    I read Ehren's birth story several times when I was pregnant- it was so empowering! I thought daily of two things you told me in a facebook message when I was pregnant:
    1. When I need a snack, eat peanut butter.
    2. when I'm sleepy, sleep.
    I definitely did both of those often!! Thank you for your encouragement!!


    1. Awww! Julia I just love you! I know what you mean. There are a lot of people that would just rather not know. I was so glad you wanted to know my experiences and I could help you! I think your midwife is very wise to turn down the people who aren't really committed. Mine does something similar and requires a Bradley class and I think the clients who won't take it show their level of commitment. Now, about the peanut butter... maybe we overdid it because we both had giant babies LOL!

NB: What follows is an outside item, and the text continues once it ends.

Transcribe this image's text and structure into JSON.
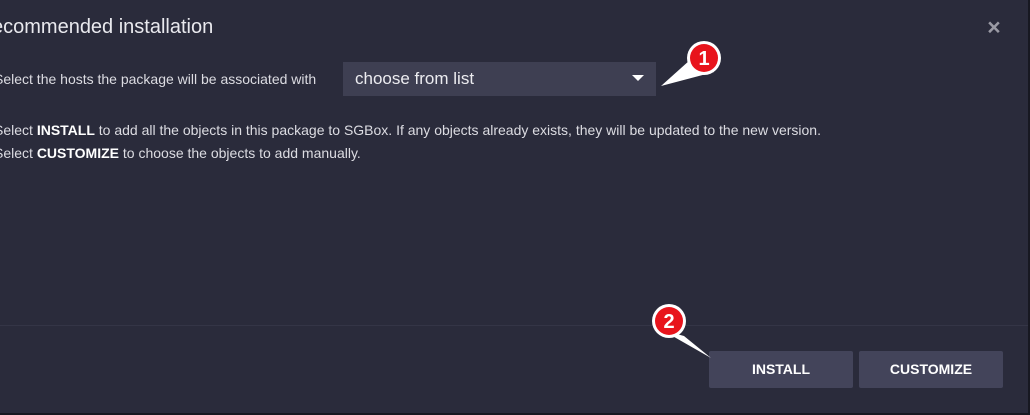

    2. Haha! That's one thing I loved about your birth story. I knew Canaan would be big- I was born 8 lb 14 oz and Trevor was 9 lb 5 oz. It was so comforting to know even giant babies can be born naturally!
      My midwife invited Canaan and me to speak to some high school classes yesterday about natural birth. My midwife has been doing that for 12 years just to expose them to an alternative to hospital birth. Out of 3 full classes, none of the kids had ever heard of not going to the hospital. It was so fun!
      Also, I asked her to give my email address to any of her clients who may want to have a bible study about God's plan for mothers, and she instead invited me to give a bible study to a group at the birth center in a couple of weeks! I'm really excited about it!
      Canaan's birth continues to bless my life over and over!

    3. I'm so happy for you Julia! That is so wonderful to be able to lead a bible study with other moms. Keep me updated on how it goes. You should blog about your adventures.

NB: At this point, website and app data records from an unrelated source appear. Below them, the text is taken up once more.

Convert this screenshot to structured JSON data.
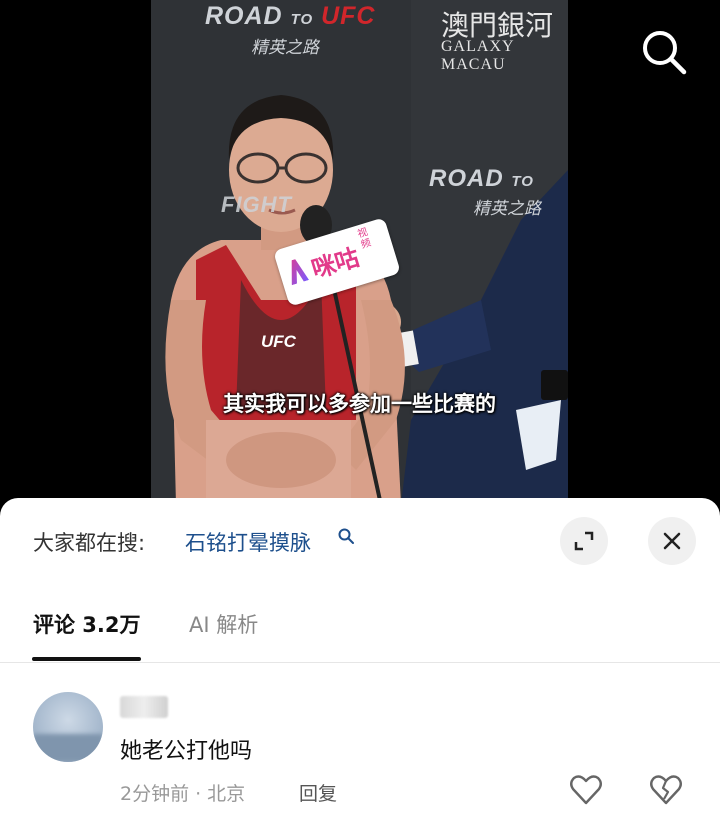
{
  "video": {
    "top_logo_road": "ROAD",
    "top_logo_to": "TO",
    "top_logo_ufc": "UFC",
    "top_logo_sub": "精英之路",
    "galaxy_cn": "澳門銀河",
    "galaxy_en": "GALAXY MACAU",
    "right_logo_road": "ROAD",
    "right_logo_to": "TO",
    "right_logo_sub": "精英之路",
    "left_logo_text": "FIGHT",
    "mic_brand": "咪咕",
    "mic_brand_small": "视频",
    "shirt_logo": "UFC",
    "subtitle": "其实我可以多参加一些比赛的",
    "search_icon": "search-icon"
  },
  "sheet": {
    "hot_search_label": "大家都在搜:",
    "hot_search_term": "石铭打晕摸脉",
    "expand_icon": "expand-icon",
    "close_icon": "close-icon",
    "tabs": [
      {
        "label": "评论 3.2万",
        "active": true
      },
      {
        "label": "AI 解析",
        "active": false
      }
    ]
  },
  "comments": [
    {
      "text": "她老公打他吗",
      "time": "2分钟前",
      "location": "北京",
      "reply_label": "回复",
      "like_icon": "heart-icon",
      "dislike_icon": "broken-heart-icon"
    }
  ],
  "colors": {
    "link": "#1d4f8c",
    "ufc_red": "#d1262b",
    "sheet_bg": "#ffffff"
  }
}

  3. Reading this really makes me wonder about Lily's birth story and what you thought went wrong with it.

    I had Capri in the hospital and I had an epidural. I never really considered any other option or researched anything because I see myself as weak and having a very low tolerance for pain. I actually had a lot of complications with my episiotomy after going home from the hospital which I think added to my post pardom depression. (Not a great birth story at all).

    Now we are trying to get pregnant again (going on 8 months) and I'm really scared to go through labor again. I am definitely going to do more research this time and check out the links you posted.